What you will do = When a line of the entries below contains "this", it counts once; state how many such lines there are and nothing else.

=== Information given ===

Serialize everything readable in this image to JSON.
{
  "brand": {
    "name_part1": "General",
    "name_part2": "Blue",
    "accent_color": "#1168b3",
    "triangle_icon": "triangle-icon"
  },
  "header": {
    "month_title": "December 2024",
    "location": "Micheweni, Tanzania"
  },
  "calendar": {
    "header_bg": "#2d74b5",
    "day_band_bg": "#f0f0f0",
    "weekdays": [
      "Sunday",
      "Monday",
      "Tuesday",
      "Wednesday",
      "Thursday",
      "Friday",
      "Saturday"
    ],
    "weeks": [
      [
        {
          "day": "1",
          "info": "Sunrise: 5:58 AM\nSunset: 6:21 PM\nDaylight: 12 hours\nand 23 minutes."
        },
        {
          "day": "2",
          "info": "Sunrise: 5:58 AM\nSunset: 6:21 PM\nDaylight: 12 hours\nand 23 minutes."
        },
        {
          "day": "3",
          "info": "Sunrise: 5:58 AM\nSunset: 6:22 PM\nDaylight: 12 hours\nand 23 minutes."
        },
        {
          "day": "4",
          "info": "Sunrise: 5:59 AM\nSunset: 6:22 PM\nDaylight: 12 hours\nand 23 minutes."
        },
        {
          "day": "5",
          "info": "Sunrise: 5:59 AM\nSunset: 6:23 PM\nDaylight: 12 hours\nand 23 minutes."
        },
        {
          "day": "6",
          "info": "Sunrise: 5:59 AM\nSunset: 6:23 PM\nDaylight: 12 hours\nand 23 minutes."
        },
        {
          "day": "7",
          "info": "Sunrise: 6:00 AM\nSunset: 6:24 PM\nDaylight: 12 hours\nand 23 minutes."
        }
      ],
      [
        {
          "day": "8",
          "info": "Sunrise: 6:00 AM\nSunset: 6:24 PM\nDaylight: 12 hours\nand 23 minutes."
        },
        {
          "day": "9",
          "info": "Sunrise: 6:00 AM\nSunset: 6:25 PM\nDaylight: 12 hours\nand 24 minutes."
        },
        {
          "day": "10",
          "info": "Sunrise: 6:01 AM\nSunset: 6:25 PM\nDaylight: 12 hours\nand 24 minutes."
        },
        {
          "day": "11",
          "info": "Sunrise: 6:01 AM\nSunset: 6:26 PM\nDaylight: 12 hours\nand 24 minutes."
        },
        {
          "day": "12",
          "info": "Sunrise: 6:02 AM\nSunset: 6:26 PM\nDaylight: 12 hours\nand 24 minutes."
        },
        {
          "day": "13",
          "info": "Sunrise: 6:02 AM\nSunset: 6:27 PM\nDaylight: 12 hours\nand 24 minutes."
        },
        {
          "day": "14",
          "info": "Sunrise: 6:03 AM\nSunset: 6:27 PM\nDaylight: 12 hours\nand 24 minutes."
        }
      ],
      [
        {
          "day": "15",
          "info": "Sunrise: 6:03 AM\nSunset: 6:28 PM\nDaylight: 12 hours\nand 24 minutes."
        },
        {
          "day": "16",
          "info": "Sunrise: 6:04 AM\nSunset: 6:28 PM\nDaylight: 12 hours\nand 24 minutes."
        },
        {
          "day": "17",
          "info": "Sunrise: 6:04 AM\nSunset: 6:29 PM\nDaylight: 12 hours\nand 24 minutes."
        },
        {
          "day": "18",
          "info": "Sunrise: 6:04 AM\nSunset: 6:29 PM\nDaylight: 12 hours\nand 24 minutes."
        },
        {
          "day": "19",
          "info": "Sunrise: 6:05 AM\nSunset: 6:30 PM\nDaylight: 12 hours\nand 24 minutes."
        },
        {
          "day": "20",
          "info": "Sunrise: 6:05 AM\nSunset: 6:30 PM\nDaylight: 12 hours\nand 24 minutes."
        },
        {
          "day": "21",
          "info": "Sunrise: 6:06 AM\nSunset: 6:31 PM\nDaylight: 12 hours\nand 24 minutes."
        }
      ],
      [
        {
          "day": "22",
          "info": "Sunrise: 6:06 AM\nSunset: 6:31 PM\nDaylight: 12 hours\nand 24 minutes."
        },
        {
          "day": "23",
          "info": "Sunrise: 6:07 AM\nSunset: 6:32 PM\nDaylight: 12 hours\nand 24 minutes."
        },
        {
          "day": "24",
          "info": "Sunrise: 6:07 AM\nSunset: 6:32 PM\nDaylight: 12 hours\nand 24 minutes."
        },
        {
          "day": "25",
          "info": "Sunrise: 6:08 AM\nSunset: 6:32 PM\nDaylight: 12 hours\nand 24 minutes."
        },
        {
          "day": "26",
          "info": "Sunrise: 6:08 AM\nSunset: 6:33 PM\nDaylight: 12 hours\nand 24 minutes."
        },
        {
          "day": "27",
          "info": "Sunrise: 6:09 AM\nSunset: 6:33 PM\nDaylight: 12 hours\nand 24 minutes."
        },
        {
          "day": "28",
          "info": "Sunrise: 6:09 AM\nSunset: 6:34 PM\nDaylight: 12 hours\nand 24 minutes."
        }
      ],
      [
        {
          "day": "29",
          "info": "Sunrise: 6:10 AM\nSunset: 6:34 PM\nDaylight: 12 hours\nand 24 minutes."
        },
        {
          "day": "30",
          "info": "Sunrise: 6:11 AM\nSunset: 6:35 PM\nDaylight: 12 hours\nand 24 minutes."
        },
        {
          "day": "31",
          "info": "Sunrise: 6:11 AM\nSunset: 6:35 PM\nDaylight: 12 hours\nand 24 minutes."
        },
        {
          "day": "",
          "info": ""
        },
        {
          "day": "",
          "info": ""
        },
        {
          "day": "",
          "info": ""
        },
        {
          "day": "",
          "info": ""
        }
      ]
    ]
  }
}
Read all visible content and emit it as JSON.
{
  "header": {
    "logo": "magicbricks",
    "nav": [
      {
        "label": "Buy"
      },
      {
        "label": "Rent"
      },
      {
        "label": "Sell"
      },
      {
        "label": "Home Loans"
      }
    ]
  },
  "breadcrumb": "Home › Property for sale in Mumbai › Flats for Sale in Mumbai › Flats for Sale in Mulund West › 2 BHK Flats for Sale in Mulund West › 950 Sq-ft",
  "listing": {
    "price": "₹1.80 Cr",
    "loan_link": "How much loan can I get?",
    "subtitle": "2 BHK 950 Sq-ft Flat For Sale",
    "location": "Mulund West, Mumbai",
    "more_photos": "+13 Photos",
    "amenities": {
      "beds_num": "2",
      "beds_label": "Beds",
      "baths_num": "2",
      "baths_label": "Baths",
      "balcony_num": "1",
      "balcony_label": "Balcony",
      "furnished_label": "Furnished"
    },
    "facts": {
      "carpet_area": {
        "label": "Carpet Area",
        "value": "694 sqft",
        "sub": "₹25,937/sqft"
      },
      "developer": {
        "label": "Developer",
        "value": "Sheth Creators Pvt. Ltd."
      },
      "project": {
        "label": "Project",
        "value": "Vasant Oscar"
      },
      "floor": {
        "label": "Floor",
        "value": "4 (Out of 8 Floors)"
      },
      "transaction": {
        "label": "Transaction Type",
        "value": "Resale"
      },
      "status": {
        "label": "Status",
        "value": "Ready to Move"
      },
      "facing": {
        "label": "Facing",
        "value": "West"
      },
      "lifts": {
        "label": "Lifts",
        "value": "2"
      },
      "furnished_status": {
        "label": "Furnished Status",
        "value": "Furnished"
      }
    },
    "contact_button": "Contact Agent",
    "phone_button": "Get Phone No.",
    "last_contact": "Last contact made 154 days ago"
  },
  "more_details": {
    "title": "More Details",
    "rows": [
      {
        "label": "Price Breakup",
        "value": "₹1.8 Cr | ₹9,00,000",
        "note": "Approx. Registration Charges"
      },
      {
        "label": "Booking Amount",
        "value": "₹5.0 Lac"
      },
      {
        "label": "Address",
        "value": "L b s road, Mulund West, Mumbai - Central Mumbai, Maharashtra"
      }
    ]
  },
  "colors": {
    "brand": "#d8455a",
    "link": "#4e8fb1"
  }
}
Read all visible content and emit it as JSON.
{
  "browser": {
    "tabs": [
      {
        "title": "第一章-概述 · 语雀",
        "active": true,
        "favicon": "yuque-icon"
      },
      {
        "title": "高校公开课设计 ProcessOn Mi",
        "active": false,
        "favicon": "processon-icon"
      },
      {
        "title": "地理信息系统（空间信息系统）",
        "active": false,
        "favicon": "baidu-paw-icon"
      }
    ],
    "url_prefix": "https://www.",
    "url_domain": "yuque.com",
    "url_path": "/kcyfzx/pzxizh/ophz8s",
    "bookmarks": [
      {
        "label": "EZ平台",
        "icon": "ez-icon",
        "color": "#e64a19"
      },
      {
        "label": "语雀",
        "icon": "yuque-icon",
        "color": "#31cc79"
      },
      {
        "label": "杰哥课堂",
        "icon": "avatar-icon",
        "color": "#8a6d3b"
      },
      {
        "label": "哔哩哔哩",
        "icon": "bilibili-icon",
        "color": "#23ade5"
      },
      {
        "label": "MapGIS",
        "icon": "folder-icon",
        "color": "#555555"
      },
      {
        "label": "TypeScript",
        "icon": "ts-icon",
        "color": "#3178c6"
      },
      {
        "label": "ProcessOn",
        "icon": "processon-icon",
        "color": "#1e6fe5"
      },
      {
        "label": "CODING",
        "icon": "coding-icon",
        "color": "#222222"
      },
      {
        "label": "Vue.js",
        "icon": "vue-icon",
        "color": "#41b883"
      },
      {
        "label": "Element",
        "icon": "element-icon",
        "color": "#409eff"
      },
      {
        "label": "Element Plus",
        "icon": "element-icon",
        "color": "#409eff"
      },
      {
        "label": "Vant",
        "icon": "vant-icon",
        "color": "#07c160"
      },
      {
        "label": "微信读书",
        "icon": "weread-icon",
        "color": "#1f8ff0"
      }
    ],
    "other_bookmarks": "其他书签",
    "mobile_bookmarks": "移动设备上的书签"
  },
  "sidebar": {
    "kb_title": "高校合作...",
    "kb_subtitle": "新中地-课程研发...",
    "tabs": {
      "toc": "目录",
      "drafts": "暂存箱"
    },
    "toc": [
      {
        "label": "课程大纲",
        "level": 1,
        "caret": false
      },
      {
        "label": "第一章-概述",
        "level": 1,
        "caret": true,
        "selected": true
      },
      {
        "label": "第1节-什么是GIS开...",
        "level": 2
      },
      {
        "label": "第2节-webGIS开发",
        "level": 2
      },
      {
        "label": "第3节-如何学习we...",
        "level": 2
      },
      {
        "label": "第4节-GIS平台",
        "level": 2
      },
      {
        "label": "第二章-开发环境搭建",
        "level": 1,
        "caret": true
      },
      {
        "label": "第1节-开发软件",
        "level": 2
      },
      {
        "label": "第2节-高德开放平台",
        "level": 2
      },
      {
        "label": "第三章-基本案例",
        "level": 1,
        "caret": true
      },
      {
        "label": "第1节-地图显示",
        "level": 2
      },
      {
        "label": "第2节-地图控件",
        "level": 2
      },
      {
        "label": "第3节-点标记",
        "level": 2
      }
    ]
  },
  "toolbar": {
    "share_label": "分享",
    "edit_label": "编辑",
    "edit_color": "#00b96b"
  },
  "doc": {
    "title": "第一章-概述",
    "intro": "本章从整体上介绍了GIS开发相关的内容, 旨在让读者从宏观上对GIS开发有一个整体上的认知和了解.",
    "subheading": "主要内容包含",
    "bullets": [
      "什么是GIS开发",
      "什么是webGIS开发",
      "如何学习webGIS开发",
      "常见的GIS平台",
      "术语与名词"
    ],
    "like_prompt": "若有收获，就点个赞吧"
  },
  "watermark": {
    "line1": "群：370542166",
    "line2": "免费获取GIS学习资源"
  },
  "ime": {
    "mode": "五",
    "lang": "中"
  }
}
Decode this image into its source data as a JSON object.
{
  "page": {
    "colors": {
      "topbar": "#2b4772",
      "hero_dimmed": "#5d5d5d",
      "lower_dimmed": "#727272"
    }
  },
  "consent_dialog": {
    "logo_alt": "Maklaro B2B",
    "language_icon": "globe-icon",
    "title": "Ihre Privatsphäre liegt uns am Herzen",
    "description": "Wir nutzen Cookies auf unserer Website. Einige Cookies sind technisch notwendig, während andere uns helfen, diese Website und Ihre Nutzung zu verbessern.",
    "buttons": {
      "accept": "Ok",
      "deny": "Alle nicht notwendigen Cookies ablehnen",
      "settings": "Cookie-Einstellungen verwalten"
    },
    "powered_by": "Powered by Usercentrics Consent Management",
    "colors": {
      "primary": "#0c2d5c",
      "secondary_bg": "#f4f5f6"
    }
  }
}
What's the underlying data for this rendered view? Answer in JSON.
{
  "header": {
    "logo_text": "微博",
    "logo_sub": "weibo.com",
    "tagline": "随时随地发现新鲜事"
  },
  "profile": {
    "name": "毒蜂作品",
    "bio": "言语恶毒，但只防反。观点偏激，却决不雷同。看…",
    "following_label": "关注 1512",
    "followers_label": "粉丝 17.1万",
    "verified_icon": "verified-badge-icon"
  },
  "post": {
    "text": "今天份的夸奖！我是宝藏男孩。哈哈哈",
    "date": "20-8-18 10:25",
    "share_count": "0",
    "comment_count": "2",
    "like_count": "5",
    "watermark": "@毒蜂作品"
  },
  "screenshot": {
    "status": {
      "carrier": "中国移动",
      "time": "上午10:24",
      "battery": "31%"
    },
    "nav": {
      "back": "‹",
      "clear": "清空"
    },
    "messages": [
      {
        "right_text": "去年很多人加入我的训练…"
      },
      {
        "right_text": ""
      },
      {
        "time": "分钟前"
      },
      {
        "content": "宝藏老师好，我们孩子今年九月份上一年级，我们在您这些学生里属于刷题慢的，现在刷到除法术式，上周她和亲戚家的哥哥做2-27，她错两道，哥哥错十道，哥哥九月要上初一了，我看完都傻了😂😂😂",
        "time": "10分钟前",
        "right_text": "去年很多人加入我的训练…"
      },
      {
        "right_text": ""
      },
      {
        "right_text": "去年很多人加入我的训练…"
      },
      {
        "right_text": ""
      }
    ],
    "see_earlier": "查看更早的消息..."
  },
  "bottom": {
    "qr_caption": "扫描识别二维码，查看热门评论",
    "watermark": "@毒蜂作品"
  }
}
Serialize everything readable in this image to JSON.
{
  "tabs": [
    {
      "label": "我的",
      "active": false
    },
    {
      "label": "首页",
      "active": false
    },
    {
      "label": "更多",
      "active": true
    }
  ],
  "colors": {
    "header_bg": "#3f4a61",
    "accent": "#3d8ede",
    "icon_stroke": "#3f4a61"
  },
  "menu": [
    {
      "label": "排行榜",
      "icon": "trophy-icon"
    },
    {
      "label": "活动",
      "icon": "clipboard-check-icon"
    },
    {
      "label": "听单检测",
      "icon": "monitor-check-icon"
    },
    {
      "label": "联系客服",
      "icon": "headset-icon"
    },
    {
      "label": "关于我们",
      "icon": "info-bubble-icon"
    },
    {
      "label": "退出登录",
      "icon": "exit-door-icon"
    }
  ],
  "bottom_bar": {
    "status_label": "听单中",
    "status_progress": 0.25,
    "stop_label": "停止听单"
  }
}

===

Response = 4